Taking a new path
New route excites Grand Junction Off-Road riders
They will come to Grand Junction by the hundreds with high-dollar, lightweight bicycles to take on a grueling course.
Adding unmerciful to grueling describes the Grand Junction Off-Road mountain bike race courses more accurately.
“That course and those trails have beat the you-know-what outta me,” said Melissa Andersen of Carbondale.
She laughed, but she was serious.
More than 400 recreational, as well as some highly skilled riders, will take on the 40-and 30-mile Grand Junction Off-Road races this weekend.
“The course is super tough but that’s what makes it so rewarding when you finish,” Andersen said.
Doug Brady offers a similar laugh about how difficult the course is, then somewhat unconsciously touches his right elbow.
“Oh, me and that course know each other really well. Too well,” the former Grand Junction mountain biker said.
An unexpected trip over the handlebars ended his race a couple of years ago.
“I thought I was OK, just cruising along, then bam, I hit a little edge and I went sailing,” he said.
That crash left him — along with plenty of others over the years — bloodied and battered.
He crashed in what virtually all riders say is the most difficult part of the ride — Andy’s Loop.
The treacherous section comes late in the race, so riders are battling fatigue in addition to the difficult stretch of technical singletrack.
Mostly by hiking and pushing his bike after his crash, Brady made his way back to the Lunch Loop parking area where he got a ride.
He would later discover that he broke his right elbow.
When he heard the course had changed and the Andy’s Loop section had been eliminated from the course, Brady was happy.
“Maybe I’ll come back and race again,” he said.
Race organizers decided to take out some of the overly technical sections for this year’s races.
Andy’s Trail, Eagle’s Tail Trail and Pet E Kes trail have been replaced with a new route featuring Gunny Loop, Holy Bucket to Coyote Ridge, Ali Ali Loop to Ali Alley, Curt’s Lane and Curt’s down to lower Hop Skip and Jump and Noreaster.
In a press release last month, race organizer Epic Rides said the new routing will be safer for all participants.
“Andy’s Trail was a blast for riders during the first four years of the event, but replacing it with Gunny Loop and connecting to Noreaster is adding some of the community’s most prized trails to the event while greatly improving the riding experience for out-of-town guests on event weekend,” Bill Cooper, Grand Junction Off-Road course manager said in the release.
Now in its fifth year, the Grand Junction Off-Road race has grown.
In 2013, the race was held over Labor Day weekend and drew around 200 amateur riders. The race was moved to Memorial Day weekend in 2014, and then shifted to an earlier date in May.

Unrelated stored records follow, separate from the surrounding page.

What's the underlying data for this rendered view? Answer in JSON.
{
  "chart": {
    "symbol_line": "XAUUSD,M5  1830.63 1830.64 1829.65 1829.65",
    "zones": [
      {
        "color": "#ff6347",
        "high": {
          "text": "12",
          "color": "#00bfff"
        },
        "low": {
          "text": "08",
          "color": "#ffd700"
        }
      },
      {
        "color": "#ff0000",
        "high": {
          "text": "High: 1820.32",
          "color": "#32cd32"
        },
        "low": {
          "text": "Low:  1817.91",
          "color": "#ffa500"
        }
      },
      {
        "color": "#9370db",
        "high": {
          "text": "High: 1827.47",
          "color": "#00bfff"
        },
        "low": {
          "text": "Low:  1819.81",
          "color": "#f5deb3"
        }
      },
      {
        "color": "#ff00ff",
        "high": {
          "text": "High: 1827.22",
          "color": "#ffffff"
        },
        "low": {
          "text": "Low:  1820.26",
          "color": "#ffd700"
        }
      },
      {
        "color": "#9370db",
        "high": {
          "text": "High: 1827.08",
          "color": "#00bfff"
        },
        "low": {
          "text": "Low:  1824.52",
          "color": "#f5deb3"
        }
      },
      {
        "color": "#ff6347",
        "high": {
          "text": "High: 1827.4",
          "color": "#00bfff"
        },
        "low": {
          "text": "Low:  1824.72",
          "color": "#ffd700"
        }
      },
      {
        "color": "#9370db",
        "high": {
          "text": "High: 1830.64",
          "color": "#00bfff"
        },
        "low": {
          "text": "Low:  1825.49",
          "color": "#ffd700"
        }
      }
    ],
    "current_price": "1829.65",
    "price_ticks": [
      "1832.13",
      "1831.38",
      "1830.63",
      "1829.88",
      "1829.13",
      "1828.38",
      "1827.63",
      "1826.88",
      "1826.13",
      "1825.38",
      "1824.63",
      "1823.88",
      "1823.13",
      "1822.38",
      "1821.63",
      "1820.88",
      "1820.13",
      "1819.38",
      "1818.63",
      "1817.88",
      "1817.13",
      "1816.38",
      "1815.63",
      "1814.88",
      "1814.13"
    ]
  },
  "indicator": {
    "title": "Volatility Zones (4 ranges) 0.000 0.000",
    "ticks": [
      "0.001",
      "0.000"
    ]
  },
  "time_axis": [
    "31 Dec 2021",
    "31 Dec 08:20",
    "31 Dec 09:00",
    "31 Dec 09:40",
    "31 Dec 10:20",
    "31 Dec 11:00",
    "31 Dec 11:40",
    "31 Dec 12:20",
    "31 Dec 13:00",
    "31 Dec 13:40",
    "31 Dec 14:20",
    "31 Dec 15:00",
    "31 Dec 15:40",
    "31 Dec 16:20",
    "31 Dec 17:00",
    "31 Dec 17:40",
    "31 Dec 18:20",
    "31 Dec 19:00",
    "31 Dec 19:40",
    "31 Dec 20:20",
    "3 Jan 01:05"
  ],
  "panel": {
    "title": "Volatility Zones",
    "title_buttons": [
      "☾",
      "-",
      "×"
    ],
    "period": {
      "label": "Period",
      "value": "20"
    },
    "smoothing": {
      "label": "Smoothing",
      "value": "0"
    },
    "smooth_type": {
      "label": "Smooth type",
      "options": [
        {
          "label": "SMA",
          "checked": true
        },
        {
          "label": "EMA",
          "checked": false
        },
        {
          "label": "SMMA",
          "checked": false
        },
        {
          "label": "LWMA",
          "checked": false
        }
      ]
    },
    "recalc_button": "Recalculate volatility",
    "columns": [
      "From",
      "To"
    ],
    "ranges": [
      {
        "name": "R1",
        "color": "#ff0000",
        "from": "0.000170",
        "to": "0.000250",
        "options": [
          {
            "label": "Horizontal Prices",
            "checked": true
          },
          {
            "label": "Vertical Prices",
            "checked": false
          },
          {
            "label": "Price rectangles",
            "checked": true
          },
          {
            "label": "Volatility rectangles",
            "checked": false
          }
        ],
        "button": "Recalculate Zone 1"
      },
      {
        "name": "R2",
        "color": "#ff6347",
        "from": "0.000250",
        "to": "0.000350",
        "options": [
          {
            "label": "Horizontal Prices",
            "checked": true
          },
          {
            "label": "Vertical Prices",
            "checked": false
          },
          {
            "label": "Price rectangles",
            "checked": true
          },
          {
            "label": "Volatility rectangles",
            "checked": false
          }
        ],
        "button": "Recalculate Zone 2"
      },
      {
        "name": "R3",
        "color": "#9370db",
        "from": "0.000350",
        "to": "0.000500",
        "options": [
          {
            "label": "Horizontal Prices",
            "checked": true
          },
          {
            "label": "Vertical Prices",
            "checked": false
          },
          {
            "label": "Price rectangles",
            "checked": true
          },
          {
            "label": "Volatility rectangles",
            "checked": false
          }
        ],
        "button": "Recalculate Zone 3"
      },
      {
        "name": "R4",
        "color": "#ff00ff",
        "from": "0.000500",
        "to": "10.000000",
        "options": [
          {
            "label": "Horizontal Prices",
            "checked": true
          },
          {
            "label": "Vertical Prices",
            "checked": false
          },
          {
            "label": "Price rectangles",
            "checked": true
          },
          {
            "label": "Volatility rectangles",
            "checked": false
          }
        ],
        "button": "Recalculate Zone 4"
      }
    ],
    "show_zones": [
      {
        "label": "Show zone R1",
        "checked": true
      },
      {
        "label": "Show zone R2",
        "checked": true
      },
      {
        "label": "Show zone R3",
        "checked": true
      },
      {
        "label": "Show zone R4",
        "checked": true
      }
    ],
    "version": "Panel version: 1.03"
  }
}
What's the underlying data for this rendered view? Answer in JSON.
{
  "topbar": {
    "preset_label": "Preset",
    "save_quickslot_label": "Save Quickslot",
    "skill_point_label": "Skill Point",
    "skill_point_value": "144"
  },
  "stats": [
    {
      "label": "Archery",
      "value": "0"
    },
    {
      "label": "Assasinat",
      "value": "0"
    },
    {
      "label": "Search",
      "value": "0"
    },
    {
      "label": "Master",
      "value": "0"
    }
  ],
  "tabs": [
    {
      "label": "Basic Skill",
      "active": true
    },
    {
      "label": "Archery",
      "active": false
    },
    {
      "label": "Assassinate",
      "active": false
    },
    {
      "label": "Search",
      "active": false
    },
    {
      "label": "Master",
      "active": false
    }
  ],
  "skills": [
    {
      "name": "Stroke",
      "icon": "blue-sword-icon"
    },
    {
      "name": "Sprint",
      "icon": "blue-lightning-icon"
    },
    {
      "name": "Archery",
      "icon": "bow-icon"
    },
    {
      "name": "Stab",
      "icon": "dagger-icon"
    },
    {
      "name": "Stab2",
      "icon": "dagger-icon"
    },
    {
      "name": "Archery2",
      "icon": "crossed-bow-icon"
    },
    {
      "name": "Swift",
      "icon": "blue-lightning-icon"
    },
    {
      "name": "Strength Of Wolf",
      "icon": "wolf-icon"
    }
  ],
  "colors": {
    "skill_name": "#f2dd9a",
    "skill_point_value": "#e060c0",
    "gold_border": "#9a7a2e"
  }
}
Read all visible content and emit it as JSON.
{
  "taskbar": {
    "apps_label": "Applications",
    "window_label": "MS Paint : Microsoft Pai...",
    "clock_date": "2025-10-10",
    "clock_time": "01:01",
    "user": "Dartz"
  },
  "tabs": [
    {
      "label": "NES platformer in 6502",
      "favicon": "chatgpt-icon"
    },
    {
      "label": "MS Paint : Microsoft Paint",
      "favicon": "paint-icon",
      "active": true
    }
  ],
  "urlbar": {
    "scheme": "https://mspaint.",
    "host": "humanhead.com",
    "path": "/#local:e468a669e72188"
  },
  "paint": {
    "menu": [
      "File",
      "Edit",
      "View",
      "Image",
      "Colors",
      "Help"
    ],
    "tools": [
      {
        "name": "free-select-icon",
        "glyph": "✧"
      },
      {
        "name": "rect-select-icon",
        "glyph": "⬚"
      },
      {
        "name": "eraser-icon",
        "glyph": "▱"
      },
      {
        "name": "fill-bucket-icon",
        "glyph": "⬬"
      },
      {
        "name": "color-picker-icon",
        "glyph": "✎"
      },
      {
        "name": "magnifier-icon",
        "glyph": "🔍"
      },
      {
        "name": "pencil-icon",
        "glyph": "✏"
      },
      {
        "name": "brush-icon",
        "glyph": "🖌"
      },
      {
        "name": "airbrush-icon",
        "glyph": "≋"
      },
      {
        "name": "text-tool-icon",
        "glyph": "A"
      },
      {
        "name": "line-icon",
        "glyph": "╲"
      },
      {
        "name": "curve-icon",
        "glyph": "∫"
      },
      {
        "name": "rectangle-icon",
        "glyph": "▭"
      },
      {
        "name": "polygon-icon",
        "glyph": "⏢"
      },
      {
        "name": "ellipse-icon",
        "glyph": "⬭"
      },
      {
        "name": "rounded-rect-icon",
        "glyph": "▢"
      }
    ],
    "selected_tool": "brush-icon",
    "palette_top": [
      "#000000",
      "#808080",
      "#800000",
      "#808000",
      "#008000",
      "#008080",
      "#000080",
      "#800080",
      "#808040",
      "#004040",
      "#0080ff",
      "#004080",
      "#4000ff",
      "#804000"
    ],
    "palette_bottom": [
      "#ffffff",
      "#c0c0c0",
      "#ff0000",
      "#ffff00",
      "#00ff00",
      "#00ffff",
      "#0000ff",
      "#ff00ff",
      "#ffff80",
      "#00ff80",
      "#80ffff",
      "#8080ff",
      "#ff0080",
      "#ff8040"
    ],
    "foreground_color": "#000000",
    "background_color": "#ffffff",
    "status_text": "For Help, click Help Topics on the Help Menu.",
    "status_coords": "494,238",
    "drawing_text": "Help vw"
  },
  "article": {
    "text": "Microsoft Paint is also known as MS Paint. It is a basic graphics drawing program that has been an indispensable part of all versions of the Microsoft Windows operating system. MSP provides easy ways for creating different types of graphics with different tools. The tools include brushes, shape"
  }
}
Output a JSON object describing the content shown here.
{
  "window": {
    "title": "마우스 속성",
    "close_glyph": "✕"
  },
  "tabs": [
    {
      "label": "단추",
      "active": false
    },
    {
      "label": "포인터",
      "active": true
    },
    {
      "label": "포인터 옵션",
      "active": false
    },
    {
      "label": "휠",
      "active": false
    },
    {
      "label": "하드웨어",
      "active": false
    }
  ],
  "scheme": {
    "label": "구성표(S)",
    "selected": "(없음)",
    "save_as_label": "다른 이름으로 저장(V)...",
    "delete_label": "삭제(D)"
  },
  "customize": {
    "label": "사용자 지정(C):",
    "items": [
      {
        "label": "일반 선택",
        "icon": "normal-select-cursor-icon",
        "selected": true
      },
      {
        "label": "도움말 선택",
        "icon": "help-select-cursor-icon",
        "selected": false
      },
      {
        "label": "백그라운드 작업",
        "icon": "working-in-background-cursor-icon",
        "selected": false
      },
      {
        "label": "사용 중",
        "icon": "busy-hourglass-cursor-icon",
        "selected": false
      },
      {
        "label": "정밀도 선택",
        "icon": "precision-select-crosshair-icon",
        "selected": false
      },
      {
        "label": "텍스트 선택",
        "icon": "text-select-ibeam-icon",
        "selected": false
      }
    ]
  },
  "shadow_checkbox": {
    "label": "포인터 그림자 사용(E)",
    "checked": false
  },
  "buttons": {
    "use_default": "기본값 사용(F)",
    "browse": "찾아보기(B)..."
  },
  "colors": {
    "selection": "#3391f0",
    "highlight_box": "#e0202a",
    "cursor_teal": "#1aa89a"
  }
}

Last year, more than 400 amateur riders raced either the 40- or 30-mile races.
The 40-mile race begins at 7:30 a.m. with a start and finish in downtown Grand Junction. The 30-mile race starts at 8:30 a.m.
The Grand Junction Off-Road racing begins on Friday evening with the Fat-Tire Criterium in downtown.
This race pits the professional riders in a high-speed race around the criterium course on mountain bikes.
Racing begins at 6:15 p.m. with the women, and the men to follow.
The off-road course takes a toll on the pros, too, with a number of them having to deal with flat tires and other mechanical issues, as well as the occasional crash.
For the women, there has been a different winner all four years.
Rose Grant of Whitefish, Montana, won last year’s race with Grand Junction’s Alexia Skarda in second more than five minutes back.
The pro men have also had a different winner every year, with Durango’s Todd Wells winning last year. The interesting part of the men’s race is the same rider has finished second for the past three years.
Ben Sonntag of Durango won the inaugural race in 2013, then finished second for the past three races.
The pros take off on the 40-mile course Sunday morning with the men starting at 8:30 and the women to follow 10 minutes later.
Last year there were a combined 74 men and women professional riders.